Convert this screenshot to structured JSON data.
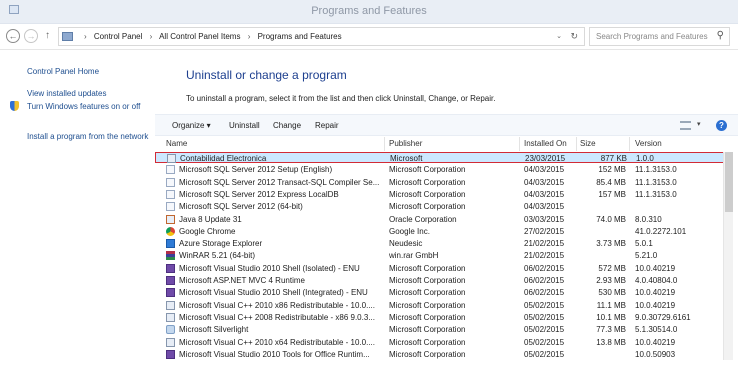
{
  "window": {
    "title": "Programs and Features"
  },
  "address": {
    "crumbs": [
      "Control Panel",
      "All Control Panel Items",
      "Programs and Features"
    ],
    "search_placeholder": "Search Programs and Features"
  },
  "left_pane": {
    "links": [
      "Control Panel Home",
      "View installed updates",
      "Turn Windows features on or off",
      "Install a program from the network"
    ]
  },
  "main": {
    "heading": "Uninstall or change a program",
    "subtext": "To uninstall a program, select it from the list and then click Uninstall, Change, or Repair."
  },
  "toolbar": {
    "organize": "Organize ▾",
    "uninstall": "Uninstall",
    "change": "Change",
    "repair": "Repair"
  },
  "columns": [
    "Name",
    "Publisher",
    "Installed On",
    "Size",
    "Version"
  ],
  "programs": [
    {
      "name": "Contabilidad Electronica",
      "publisher": "Microsoft",
      "installed": "23/03/2015",
      "size": "877 KB",
      "version": "1.0.0",
      "icon": "box-icon"
    },
    {
      "name": "Microsoft SQL Server 2012 Setup (English)",
      "publisher": "Microsoft Corporation",
      "installed": "04/03/2015",
      "size": "152 MB",
      "version": "11.1.3153.0",
      "icon": "doc-icon"
    },
    {
      "name": "Microsoft SQL Server 2012 Transact-SQL Compiler Se...",
      "publisher": "Microsoft Corporation",
      "installed": "04/03/2015",
      "size": "85.4 MB",
      "version": "11.1.3153.0",
      "icon": "doc-icon"
    },
    {
      "name": "Microsoft SQL Server 2012 Express LocalDB",
      "publisher": "Microsoft Corporation",
      "installed": "04/03/2015",
      "size": "157 MB",
      "version": "11.1.3153.0",
      "icon": "doc-icon"
    },
    {
      "name": "Microsoft SQL Server 2012 (64-bit)",
      "publisher": "Microsoft Corporation",
      "installed": "04/03/2015",
      "size": "",
      "version": "",
      "icon": "doc-icon"
    },
    {
      "name": "Java 8 Update 31",
      "publisher": "Oracle Corporation",
      "installed": "03/03/2015",
      "size": "74.0 MB",
      "version": "8.0.310",
      "icon": "java-icon"
    },
    {
      "name": "Google Chrome",
      "publisher": "Google Inc.",
      "installed": "27/02/2015",
      "size": "",
      "version": "41.0.2272.101",
      "icon": "chrome-icon"
    },
    {
      "name": "Azure Storage Explorer",
      "publisher": "Neudesic",
      "installed": "21/02/2015",
      "size": "3.73 MB",
      "version": "5.0.1",
      "icon": "azure-icon"
    },
    {
      "name": "WinRAR 5.21 (64-bit)",
      "publisher": "win.rar GmbH",
      "installed": "21/02/2015",
      "size": "",
      "version": "5.21.0",
      "icon": "winrar-icon"
    },
    {
      "name": "Microsoft Visual Studio 2010 Shell (Isolated) - ENU",
      "publisher": "Microsoft Corporation",
      "installed": "06/02/2015",
      "size": "572 MB",
      "version": "10.0.40219",
      "icon": "vs-icon"
    },
    {
      "name": "Microsoft ASP.NET MVC 4 Runtime",
      "publisher": "Microsoft Corporation",
      "installed": "06/02/2015",
      "size": "2.93 MB",
      "version": "4.0.40804.0",
      "icon": "vs-icon"
    },
    {
      "name": "Microsoft Visual Studio 2010 Shell (Integrated) - ENU",
      "publisher": "Microsoft Corporation",
      "installed": "06/02/2015",
      "size": "530 MB",
      "version": "10.0.40219",
      "icon": "vs-icon"
    },
    {
      "name": "Microsoft Visual C++ 2010  x86 Redistributable - 10.0....",
      "publisher": "Microsoft Corporation",
      "installed": "05/02/2015",
      "size": "11.1 MB",
      "version": "10.0.40219",
      "icon": "box-icon"
    },
    {
      "name": "Microsoft Visual C++ 2008 Redistributable - x86 9.0.3...",
      "publisher": "Microsoft Corporation",
      "installed": "05/02/2015",
      "size": "10.1 MB",
      "version": "9.0.30729.6161",
      "icon": "box-icon"
    },
    {
      "name": "Microsoft Silverlight",
      "publisher": "Microsoft Corporation",
      "installed": "05/02/2015",
      "size": "77.3 MB",
      "version": "5.1.30514.0",
      "icon": "silverlight-icon"
    },
    {
      "name": "Microsoft Visual C++ 2010  x64 Redistributable - 10.0....",
      "publisher": "Microsoft Corporation",
      "installed": "05/02/2015",
      "size": "13.8 MB",
      "version": "10.0.40219",
      "icon": "box-icon"
    },
    {
      "name": "Microsoft Visual Studio 2010 Tools for Office Runtim...",
      "publisher": "Microsoft Corporation",
      "installed": "05/02/2015",
      "size": "",
      "version": "10.0.50903",
      "icon": "vs-icon"
    }
  ],
  "selected_index": 0,
  "colors": {
    "selection": "#cce8ff",
    "highlight_border": "#d22b36",
    "link": "#1e4e8f",
    "heading": "#1d3f8f"
  }
}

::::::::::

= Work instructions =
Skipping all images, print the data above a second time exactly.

= Exercise answer =
Convert this screenshot to structured JSON data.
{
  "window": {
    "title": "Programs and Features"
  },
  "address": {
    "crumbs": [
      "Control Panel",
      "All Control Panel Items",
      "Programs and Features"
    ],
    "search_placeholder": "Search Programs and Features"
  },
  "left_pane": {
    "links": [
      "Control Panel Home",
      "View installed updates",
      "Turn Windows features on or off",
      "Install a program from the network"
    ]
  },
  "main": {
    "heading": "Uninstall or change a program",
    "subtext": "To uninstall a program, select it from the list and then click Uninstall, Change, or Repair."
  },
  "toolbar": {
    "organize": "Organize ▾",
    "uninstall": "Uninstall",
    "change": "Change",
    "repair": "Repair"
  },
  "columns": [
    "Name",
    "Publisher",
    "Installed On",
    "Size",
    "Version"
  ],
  "programs": [
    {
      "name": "Contabilidad Electronica",
      "publisher": "Microsoft",
      "installed": "23/03/2015",
      "size": "877 KB",
      "version": "1.0.0",
      "icon": "box-icon"
    },
    {
      "name": "Microsoft SQL Server 2012 Setup (English)",
      "publisher": "Microsoft Corporation",
      "installed": "04/03/2015",
      "size": "152 MB",
      "version": "11.1.3153.0",
      "icon": "doc-icon"
    },
    {
      "name": "Microsoft SQL Server 2012 Transact-SQL Compiler Se...",
      "publisher": "Microsoft Corporation",
      "installed": "04/03/2015",
      "size": "85.4 MB",
      "version": "11.1.3153.0",
      "icon": "doc-icon"
    },
    {
      "name": "Microsoft SQL Server 2012 Express LocalDB",
      "publisher": "Microsoft Corporation",
      "installed": "04/03/2015",
      "size": "157 MB",
      "version": "11.1.3153.0",
      "icon": "doc-icon"
    },
    {
      "name": "Microsoft SQL Server 2012 (64-bit)",
      "publisher": "Microsoft Corporation",
      "installed": "04/03/2015",
      "size": "",
      "version": "",
      "icon": "doc-icon"
    },
    {
      "name": "Java 8 Update 31",
      "publisher": "Oracle Corporation",
      "installed": "03/03/2015",
      "size": "74.0 MB",
      "version": "8.0.310",
      "icon": "java-icon"
    },
    {
      "name": "Google Chrome",
      "publisher": "Google Inc.",
      "installed": "27/02/2015",
      "size": "",
      "version": "41.0.2272.101",
      "icon": "chrome-icon"
    },
    {
      "name": "Azure Storage Explorer",
      "publisher": "Neudesic",
      "installed": "21/02/2015",
      "size": "3.73 MB",
      "version": "5.0.1",
      "icon": "azure-icon"
    },
    {
      "name": "WinRAR 5.21 (64-bit)",
      "publisher": "win.rar GmbH",
      "installed": "21/02/2015",
      "size": "",
      "version": "5.21.0",
      "icon": "winrar-icon"
    },
    {
      "name": "Microsoft Visual Studio 2010 Shell (Isolated) - ENU",
      "publisher": "Microsoft Corporation",
      "installed": "06/02/2015",
      "size": "572 MB",
      "version": "10.0.40219",
      "icon": "vs-icon"
    },
    {
      "name": "Microsoft ASP.NET MVC 4 Runtime",
      "publisher": "Microsoft Corporation",
      "installed": "06/02/2015",
      "size": "2.93 MB",
      "version": "4.0.40804.0",
      "icon": "vs-icon"
    },
    {
      "name": "Microsoft Visual Studio 2010 Shell (Integrated) - ENU",
      "publisher": "Microsoft Corporation",
      "installed": "06/02/2015",
      "size": "530 MB",
      "version": "10.0.40219",
      "icon": "vs-icon"
    },
    {
      "name": "Microsoft Visual C++ 2010  x86 Redistributable - 10.0....",
      "publisher": "Microsoft Corporation",
      "installed": "05/02/2015",
      "size": "11.1 MB",
      "version": "10.0.40219",
      "icon": "box-icon"
    },
    {
      "name": "Microsoft Visual C++ 2008 Redistributable - x86 9.0.3...",
      "publisher": "Microsoft Corporation",
      "installed": "05/02/2015",
      "size": "10.1 MB",
      "version": "9.0.30729.6161",
      "icon": "box-icon"
    },
    {
      "name": "Microsoft Silverlight",
      "publisher": "Microsoft Corporation",
      "installed": "05/02/2015",
      "size": "77.3 MB",
      "version": "5.1.30514.0",
      "icon": "silverlight-icon"
    },
    {
      "name": "Microsoft Visual C++ 2010  x64 Redistributable - 10.0....",
      "publisher": "Microsoft Corporation",
      "installed": "05/02/2015",
      "size": "13.8 MB",
      "version": "10.0.40219",
      "icon": "box-icon"
    },
    {
      "name": "Microsoft Visual Studio 2010 Tools for Office Runtim...",
      "publisher": "Microsoft Corporation",
      "installed": "05/02/2015",
      "size": "",
      "version": "10.0.50903",
      "icon": "vs-icon"
    }
  ],
  "selected_index": 0,
  "colors": {
    "selection": "#cce8ff",
    "highlight_border": "#d22b36",
    "link": "#1e4e8f",
    "heading": "#1d3f8f"
  }
}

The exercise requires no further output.